> Entries from a dataset of interfaces:
:::

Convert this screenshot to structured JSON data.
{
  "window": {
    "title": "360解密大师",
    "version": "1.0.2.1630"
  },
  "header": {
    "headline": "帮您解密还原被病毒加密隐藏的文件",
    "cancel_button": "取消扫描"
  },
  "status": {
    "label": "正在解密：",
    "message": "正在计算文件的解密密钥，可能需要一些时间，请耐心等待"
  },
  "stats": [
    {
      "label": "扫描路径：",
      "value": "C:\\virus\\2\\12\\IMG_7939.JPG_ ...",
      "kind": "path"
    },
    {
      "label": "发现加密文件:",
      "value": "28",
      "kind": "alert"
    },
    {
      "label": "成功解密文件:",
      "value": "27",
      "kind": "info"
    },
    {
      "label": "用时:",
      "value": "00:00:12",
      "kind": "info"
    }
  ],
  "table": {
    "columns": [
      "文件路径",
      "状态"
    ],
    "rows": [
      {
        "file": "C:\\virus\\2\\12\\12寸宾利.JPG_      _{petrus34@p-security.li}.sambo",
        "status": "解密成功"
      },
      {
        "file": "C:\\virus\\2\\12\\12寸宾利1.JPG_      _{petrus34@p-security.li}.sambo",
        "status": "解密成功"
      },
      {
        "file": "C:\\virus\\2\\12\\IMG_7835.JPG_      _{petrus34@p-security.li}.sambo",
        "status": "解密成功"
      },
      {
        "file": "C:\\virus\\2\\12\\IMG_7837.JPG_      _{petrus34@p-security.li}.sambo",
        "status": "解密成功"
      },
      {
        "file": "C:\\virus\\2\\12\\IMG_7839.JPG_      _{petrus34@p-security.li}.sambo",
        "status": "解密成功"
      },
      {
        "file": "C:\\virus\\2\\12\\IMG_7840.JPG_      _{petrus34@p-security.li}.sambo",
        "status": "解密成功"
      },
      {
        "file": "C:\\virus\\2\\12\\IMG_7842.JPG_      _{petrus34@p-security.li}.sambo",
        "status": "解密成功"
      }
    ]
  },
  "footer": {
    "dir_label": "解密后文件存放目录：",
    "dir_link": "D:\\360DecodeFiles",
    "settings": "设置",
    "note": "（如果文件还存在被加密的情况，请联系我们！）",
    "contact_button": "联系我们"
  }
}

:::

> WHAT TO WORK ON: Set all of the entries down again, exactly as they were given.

> ANSWER SPACE:
Convert this screenshot to structured JSON data.
{
  "window": {
    "title": "360解密大师",
    "version": "1.0.2.1630"
  },
  "header": {
    "headline": "帮您解密还原被病毒加密隐藏的文件",
    "cancel_button": "取消扫描"
  },
  "status": {
    "label": "正在解密：",
    "message": "正在计算文件的解密密钥，可能需要一些时间，请耐心等待"
  },
  "stats": [
    {
      "label": "扫描路径：",
      "value": "C:\\virus\\2\\12\\IMG_7939.JPG_ ...",
      "kind": "path"
    },
    {
      "label": "发现加密文件:",
      "value": "28",
      "kind": "alert"
    },
    {
      "label": "成功解密文件:",
      "value": "27",
      "kind": "info"
    },
    {
      "label": "用时:",
      "value": "00:00:12",
      "kind": "info"
    }
  ],
  "table": {
    "columns": [
      "文件路径",
      "状态"
    ],
    "rows": [
      {
        "file": "C:\\virus\\2\\12\\12寸宾利.JPG_      _{petrus34@p-security.li}.sambo",
        "status": "解密成功"
      },
      {
        "file": "C:\\virus\\2\\12\\12寸宾利1.JPG_      _{petrus34@p-security.li}.sambo",
        "status": "解密成功"
      },
      {
        "file": "C:\\virus\\2\\12\\IMG_7835.JPG_      _{petrus34@p-security.li}.sambo",
        "status": "解密成功"
      },
      {
        "file": "C:\\virus\\2\\12\\IMG_7837.JPG_      _{petrus34@p-security.li}.sambo",
        "status": "解密成功"
      },
      {
        "file": "C:\\virus\\2\\12\\IMG_7839.JPG_      _{petrus34@p-security.li}.sambo",
        "status": "解密成功"
      },
      {
        "file": "C:\\virus\\2\\12\\IMG_7840.JPG_      _{petrus34@p-security.li}.sambo",
        "status": "解密成功"
      },
      {
        "file": "C:\\virus\\2\\12\\IMG_7842.JPG_      _{petrus34@p-security.li}.sambo",
        "status": "解密成功"
      }
    ]
  },
  "footer": {
    "dir_label": "解密后文件存放目录：",
    "dir_link": "D:\\360DecodeFiles",
    "settings": "设置",
    "note": "（如果文件还存在被加密的情况，请联系我们！）",
    "contact_button": "联系我们"
  }
}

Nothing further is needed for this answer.